DESCRIPTION OF THE TASK
Quote all of the data below exactly, please.

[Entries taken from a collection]

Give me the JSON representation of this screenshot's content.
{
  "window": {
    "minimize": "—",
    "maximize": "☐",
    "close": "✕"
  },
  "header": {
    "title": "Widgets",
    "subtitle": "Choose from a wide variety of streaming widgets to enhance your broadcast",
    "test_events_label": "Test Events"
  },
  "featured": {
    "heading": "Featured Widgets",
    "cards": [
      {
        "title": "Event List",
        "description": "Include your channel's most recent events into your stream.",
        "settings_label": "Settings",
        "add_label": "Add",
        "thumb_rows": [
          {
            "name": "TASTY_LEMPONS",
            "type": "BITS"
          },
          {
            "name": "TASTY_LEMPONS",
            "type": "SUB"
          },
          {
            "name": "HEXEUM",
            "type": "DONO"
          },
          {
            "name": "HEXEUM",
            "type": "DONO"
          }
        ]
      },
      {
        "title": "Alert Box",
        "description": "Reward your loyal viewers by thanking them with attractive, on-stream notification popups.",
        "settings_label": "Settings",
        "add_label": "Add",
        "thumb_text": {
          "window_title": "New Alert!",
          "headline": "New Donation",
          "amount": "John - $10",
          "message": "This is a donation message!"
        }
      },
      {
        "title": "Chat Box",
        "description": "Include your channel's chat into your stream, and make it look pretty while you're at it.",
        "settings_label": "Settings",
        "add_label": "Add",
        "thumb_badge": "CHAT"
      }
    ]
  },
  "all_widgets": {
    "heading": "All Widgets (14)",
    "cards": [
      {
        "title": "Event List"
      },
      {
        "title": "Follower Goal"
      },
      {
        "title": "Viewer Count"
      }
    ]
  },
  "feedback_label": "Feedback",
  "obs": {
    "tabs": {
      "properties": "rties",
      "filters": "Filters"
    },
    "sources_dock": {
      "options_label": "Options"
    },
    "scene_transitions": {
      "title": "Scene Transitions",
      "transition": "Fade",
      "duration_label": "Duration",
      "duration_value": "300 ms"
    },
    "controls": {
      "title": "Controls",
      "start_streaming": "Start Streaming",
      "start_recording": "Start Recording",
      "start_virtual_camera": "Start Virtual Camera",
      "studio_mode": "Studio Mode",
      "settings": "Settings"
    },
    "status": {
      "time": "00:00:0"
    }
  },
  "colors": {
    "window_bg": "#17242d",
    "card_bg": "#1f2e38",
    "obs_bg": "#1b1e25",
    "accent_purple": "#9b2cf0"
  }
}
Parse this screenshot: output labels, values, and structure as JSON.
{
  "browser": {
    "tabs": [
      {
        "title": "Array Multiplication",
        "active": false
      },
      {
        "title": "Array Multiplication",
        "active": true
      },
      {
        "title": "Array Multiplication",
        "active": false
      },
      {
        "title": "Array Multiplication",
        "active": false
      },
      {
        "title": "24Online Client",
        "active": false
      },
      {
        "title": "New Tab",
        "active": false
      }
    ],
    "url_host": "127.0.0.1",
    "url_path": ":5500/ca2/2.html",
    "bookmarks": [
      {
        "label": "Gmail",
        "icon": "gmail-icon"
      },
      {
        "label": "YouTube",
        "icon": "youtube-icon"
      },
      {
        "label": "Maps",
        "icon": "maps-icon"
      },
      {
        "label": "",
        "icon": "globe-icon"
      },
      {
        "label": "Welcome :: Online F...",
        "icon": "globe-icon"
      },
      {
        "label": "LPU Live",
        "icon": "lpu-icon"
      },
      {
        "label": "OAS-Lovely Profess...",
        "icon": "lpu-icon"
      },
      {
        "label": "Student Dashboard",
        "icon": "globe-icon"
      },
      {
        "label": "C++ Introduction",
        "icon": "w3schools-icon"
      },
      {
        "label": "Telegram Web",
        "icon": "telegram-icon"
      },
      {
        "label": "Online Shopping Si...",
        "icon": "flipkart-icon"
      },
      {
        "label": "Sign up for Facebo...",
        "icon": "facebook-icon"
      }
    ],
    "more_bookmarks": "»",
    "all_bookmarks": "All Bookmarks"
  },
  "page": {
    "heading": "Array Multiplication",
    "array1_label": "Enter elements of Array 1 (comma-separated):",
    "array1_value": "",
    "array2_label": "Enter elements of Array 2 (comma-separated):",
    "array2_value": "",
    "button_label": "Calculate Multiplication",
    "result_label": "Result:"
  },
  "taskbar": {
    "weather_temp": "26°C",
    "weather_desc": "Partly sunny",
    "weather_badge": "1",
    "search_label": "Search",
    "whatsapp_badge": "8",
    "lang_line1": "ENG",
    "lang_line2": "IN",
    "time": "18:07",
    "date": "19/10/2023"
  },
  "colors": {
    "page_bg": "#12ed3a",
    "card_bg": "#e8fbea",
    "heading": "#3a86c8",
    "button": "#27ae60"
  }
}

ANSWER TO THE PROBLEM
Give me the JSON representation of this screenshot's content.
{
  "window": {
    "minimize": "—",
    "maximize": "☐",
    "close": "✕"
  },
  "header": {
    "title": "Widgets",
    "subtitle": "Choose from a wide variety of streaming widgets to enhance your broadcast",
    "test_events_label": "Test Events"
  },
  "featured": {
    "heading": "Featured Widgets",
    "cards": [
      {
        "title": "Event List",
        "description": "Include your channel's most recent events into your stream.",
        "settings_label": "Settings",
        "add_label": "Add",
        "thumb_rows": [
          {
            "name": "TASTY_LEMPONS",
            "type": "BITS"
          },
          {
            "name": "TASTY_LEMPONS",
            "type": "SUB"
          },
          {
            "name": "HEXEUM",
            "type": "DONO"
          },
          {
            "name": "HEXEUM",
            "type": "DONO"
          }
        ]
      },
      {
        "title": "Alert Box",
        "description": "Reward your loyal viewers by thanking them with attractive, on-stream notification popups.",
        "settings_label": "Settings",
        "add_label": "Add",
        "thumb_text": {
          "window_title": "New Alert!",
          "headline": "New Donation",
          "amount": "John - $10",
          "message": "This is a donation message!"
        }
      },
      {
        "title": "Chat Box",
        "description": "Include your channel's chat into your stream, and make it look pretty while you're at it.",
        "settings_label": "Settings",
        "add_label": "Add",
        "thumb_badge": "CHAT"
      }
    ]
  },
  "all_widgets": {
    "heading": "All Widgets (14)",
    "cards": [
      {
        "title": "Event List"
      },
      {
        "title": "Follower Goal"
      },
      {
        "title": "Viewer Count"
      }
    ]
  },
  "feedback_label": "Feedback",
  "obs": {
    "tabs": {
      "properties": "rties",
      "filters": "Filters"
    },
    "sources_dock": {
      "options_label": "Options"
    },
    "scene_transitions": {
      "title": "Scene Transitions",
      "transition": "Fade",
      "duration_label": "Duration",
      "duration_value": "300 ms"
    },
    "controls": {
      "title": "Controls",
      "start_streaming": "Start Streaming",
      "start_recording": "Start Recording",
      "start_virtual_camera": "Start Virtual Camera",
      "studio_mode": "Studio Mode",
      "settings": "Settings"
    },
    "status": {
      "time": "00:00:0"
    }
  },
  "colors": {
    "window_bg": "#17242d",
    "card_bg": "#1f2e38",
    "obs_bg": "#1b1e25",
    "accent_purple": "#9b2cf0"
  }
}
Parse this screenshot: output labels, values, and structure as JSON.
{
  "browser": {
    "tabs": [
      {
        "title": "Array Multiplication",
        "active": false
      },
      {
        "title": "Array Multiplication",
        "active": true
      },
      {
        "title": "Array Multiplication",
        "active": false
      },
      {
        "title": "Array Multiplication",
        "active": false
      },
      {
        "title": "24Online Client",
        "active": false
      },
      {
        "title": "New Tab",
        "active": false
      }
    ],
    "url_host": "127.0.0.1",
    "url_path": ":5500/ca2/2.html",
    "bookmarks": [
      {
        "label": "Gmail",
        "icon": "gmail-icon"
      },
      {
        "label": "YouTube",
        "icon": "youtube-icon"
      },
      {
        "label": "Maps",
        "icon": "maps-icon"
      },
      {
        "label": "",
        "icon": "globe-icon"
      },
      {
        "label": "Welcome :: Online F...",
        "icon": "globe-icon"
      },
      {
        "label": "LPU Live",
        "icon": "lpu-icon"
      },
      {
        "label": "OAS-Lovely Profess...",
        "icon": "lpu-icon"
      },
      {
        "label": "Student Dashboard",
        "icon": "globe-icon"
      },
      {
        "label": "C++ Introduction",
        "icon": "w3schools-icon"
      },
      {
        "label": "Telegram Web",
        "icon": "telegram-icon"
      },
      {
        "label": "Online Shopping Si...",
        "icon": "flipkart-icon"
      },
      {
        "label": "Sign up for Facebo...",
        "icon": "facebook-icon"
      }
    ],
    "more_bookmarks": "»",
    "all_bookmarks": "All Bookmarks"
  },
  "page": {
    "heading": "Array Multiplication",
    "array1_label": "Enter elements of Array 1 (comma-separated):",
    "array1_value": "",
    "array2_label": "Enter elements of Array 2 (comma-separated):",
    "array2_value": "",
    "button_label": "Calculate Multiplication",
    "result_label": "Result:"
  },
  "taskbar": {
    "weather_temp": "26°C",
    "weather_desc": "Partly sunny",
    "weather_badge": "1",
    "search_label": "Search",
    "whatsapp_badge": "8",
    "lang_line1": "ENG",
    "lang_line2": "IN",
    "time": "18:07",
    "date": "19/10/2023"
  },
  "colors": {
    "page_bg": "#12ed3a",
    "card_bg": "#e8fbea",
    "heading": "#3a86c8",
    "button": "#27ae60"
  }
}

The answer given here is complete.